When you work in financial services, you know what a lot of things are worth. But do you know the real value of your business? A financial services business appraisal can provide you with a lot of information about your company that makes it easier to make improvements to your bottom line, have a strong starting point for sale negotiations or update your books to reflect accurate values. But what happens during the process and what kind of information do you need to have available for the business valuation specialist who handling your company's valuation? Here's a quick look at the process to help you get started.
What Happens During a Financial Services Business Appraisal?

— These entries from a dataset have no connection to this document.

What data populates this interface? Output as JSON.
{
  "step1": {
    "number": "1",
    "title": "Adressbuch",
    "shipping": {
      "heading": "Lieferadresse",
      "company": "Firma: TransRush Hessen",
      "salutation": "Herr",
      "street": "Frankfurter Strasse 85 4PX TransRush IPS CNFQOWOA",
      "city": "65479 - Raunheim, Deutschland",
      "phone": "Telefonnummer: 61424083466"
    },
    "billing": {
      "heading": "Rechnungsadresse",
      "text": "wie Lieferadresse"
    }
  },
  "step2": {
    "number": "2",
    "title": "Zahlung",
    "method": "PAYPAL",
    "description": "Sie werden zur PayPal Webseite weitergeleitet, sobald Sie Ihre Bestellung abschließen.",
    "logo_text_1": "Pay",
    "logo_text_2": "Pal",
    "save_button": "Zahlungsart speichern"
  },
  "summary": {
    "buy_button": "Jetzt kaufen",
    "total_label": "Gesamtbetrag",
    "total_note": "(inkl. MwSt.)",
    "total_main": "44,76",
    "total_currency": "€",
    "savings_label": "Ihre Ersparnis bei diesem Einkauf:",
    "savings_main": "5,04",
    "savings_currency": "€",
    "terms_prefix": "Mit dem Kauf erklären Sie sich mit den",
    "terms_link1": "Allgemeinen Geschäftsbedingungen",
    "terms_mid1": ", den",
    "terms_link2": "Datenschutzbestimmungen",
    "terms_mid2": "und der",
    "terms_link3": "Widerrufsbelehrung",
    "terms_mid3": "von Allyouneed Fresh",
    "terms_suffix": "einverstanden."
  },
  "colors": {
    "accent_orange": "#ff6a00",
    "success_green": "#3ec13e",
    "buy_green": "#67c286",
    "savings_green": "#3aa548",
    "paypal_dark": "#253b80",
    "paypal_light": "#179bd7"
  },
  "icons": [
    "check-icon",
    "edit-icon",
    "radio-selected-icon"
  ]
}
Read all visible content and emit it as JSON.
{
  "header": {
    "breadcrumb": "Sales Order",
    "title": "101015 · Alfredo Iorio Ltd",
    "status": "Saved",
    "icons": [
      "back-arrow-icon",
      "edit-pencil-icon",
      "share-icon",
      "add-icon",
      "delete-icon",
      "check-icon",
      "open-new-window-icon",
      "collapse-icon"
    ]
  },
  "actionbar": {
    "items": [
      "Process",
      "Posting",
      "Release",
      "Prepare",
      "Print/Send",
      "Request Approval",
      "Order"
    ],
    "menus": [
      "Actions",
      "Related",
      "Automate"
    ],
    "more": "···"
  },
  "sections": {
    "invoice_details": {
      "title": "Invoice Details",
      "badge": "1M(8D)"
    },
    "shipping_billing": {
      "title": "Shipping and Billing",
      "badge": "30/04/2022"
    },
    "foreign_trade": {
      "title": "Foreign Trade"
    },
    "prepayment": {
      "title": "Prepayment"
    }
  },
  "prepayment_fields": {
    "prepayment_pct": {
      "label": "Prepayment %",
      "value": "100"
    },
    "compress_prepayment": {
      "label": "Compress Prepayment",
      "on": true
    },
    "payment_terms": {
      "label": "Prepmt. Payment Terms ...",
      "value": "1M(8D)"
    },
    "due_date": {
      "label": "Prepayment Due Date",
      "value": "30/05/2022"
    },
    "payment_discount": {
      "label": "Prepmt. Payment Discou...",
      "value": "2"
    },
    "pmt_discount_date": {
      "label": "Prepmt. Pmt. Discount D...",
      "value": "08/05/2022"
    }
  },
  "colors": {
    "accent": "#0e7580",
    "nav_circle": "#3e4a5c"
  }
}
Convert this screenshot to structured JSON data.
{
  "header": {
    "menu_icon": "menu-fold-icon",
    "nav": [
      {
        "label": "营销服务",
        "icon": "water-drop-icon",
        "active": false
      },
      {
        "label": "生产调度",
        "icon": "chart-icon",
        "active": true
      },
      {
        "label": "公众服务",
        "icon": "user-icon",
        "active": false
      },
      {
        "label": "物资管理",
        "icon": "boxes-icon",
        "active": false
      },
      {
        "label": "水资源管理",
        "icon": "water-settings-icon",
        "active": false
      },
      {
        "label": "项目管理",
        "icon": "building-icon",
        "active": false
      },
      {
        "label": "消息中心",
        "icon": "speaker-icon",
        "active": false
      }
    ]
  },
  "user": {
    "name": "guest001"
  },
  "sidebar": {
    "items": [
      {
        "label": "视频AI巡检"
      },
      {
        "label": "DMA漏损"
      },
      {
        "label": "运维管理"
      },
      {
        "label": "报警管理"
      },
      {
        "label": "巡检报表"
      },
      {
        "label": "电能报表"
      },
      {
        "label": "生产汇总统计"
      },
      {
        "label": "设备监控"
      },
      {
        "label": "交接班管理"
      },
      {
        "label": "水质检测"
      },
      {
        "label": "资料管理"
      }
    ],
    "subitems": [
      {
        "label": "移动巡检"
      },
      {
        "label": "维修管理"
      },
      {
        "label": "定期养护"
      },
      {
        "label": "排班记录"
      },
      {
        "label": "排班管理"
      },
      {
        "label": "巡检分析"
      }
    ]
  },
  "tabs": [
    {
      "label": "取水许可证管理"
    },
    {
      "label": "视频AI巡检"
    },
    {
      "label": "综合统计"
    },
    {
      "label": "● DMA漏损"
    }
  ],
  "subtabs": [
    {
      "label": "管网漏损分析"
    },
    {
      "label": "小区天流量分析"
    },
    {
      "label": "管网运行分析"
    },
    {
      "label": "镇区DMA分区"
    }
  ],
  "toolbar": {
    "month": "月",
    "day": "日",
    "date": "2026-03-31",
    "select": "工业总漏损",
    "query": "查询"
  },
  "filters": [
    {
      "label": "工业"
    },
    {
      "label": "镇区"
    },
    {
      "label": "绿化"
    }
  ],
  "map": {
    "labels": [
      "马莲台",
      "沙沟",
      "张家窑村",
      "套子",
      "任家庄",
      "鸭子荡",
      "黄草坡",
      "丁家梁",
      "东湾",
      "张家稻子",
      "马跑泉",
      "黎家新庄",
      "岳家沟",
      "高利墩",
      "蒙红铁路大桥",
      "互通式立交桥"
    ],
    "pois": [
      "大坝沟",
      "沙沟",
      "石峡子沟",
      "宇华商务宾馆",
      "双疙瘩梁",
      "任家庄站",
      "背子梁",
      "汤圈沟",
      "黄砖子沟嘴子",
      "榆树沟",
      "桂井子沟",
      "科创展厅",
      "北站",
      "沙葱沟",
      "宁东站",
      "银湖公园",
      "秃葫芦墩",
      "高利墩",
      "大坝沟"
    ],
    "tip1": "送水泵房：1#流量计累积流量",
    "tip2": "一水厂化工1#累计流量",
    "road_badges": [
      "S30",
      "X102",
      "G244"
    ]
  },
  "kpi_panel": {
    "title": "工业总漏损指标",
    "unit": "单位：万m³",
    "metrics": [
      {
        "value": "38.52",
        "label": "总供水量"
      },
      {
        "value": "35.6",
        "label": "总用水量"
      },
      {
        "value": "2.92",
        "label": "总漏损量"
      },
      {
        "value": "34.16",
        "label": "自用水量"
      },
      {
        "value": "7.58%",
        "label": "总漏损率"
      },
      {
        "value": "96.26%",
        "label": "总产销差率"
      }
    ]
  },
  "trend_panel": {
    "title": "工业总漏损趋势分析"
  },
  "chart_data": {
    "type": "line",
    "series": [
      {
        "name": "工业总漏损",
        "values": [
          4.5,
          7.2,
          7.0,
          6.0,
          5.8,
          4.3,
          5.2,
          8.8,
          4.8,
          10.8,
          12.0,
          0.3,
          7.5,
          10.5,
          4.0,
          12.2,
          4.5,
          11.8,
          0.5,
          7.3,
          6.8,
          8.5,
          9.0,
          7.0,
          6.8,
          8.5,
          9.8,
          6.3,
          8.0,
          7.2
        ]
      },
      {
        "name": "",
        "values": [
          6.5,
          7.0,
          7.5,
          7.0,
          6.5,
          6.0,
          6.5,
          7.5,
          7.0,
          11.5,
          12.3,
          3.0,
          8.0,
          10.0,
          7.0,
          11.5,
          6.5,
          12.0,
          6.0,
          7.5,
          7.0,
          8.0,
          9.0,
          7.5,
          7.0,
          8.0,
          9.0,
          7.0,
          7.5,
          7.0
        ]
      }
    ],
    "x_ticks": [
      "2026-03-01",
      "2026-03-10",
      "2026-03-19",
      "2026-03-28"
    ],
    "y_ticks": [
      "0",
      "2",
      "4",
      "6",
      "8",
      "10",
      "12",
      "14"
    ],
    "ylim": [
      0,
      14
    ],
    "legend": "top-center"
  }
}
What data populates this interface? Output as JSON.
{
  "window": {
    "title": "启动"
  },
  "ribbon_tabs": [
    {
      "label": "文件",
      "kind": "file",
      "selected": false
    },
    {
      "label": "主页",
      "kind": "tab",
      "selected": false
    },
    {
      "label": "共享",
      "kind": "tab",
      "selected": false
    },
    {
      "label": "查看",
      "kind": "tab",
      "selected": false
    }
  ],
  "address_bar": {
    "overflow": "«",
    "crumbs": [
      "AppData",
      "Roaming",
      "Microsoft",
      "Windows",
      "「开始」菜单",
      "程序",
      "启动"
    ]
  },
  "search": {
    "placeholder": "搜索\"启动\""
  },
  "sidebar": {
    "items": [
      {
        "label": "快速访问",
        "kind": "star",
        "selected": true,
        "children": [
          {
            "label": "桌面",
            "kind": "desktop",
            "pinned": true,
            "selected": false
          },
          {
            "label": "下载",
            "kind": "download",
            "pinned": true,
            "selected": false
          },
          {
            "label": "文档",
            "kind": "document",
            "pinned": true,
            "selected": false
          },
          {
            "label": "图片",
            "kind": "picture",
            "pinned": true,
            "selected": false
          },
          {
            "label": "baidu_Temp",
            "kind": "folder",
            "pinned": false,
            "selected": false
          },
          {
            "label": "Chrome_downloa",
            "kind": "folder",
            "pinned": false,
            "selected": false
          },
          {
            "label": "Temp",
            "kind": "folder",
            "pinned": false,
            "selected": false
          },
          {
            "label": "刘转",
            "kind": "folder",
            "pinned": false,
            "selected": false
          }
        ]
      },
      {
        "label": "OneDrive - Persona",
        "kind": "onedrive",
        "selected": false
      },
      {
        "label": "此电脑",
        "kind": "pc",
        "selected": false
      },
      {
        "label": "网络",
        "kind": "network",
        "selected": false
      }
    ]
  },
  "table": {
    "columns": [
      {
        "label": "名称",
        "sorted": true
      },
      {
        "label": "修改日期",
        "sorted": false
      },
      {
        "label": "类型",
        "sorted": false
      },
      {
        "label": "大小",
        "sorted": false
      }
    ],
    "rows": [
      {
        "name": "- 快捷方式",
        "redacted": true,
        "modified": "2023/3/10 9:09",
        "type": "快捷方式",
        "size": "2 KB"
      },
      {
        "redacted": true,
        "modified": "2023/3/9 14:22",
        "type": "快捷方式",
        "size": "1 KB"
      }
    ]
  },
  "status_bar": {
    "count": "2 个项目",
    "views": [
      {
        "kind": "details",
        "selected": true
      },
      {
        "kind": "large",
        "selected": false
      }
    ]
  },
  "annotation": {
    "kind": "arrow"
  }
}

To start, your business valuation specialist will want to know the basics of your business, such as annual income, number of employees, if there are any other branches of the business that will be included, your assets and other basic information. Once they have that information, they'll request specific financial statements and other documentation to help calculate the value of the business. After they've had a chance to study these documents, they may ask additional questions, such as whether the business has had any unusual transactions that may skew the future income of the company, such as the year that you had to replace all of the office computers because of the transformer that blew out down the street or the year that you had a huge contract come in that doubled your usual income.
Once the appraiser has this information, they'll start to calculate value. If you did have unusual transactions, the appraiser may create normalized financial statements that prevent these transactions from causing a poor calculation further into the report. They'll look at your company to see where it's strong and where it needs some improvements. Are you making a lot of innovations and seeing strong growth because of your product development process or are you simply going along with the rest of the crowd?
Then they'll look at your competitors and determine whether they are growing or shrinking and the impact that can have on your business' value. Next, your industry as a whole will be considered and determined whether it's growing or contracting, which can impact your business as a whole. The appraiser will look at similar businesses that have sold recently that are similar to your business and then calculate how that sale price can impact your company's value. They'll consider how many transactions or how much income that business has and then adjust it to fit your company, adjusting the sale price accordingly. Once they've finished looking at your entire company, they'll write up your company's value in a comprehensive report.
By having a financial services business appraisal performed on your company, you can get a much better grasp on it's overall value, strengths and shortcomings. But this can only happen when the appraisal is performed by an experienced independent third party who doesn't have an interest in the outcome of the valuation. Working with an accredited business valuation specialist ensures that you will not only receive an independent opinion on your company's value, but that the value will be calculated using tested methodologies that will hold up well in legal, financial, tax and insurance circles.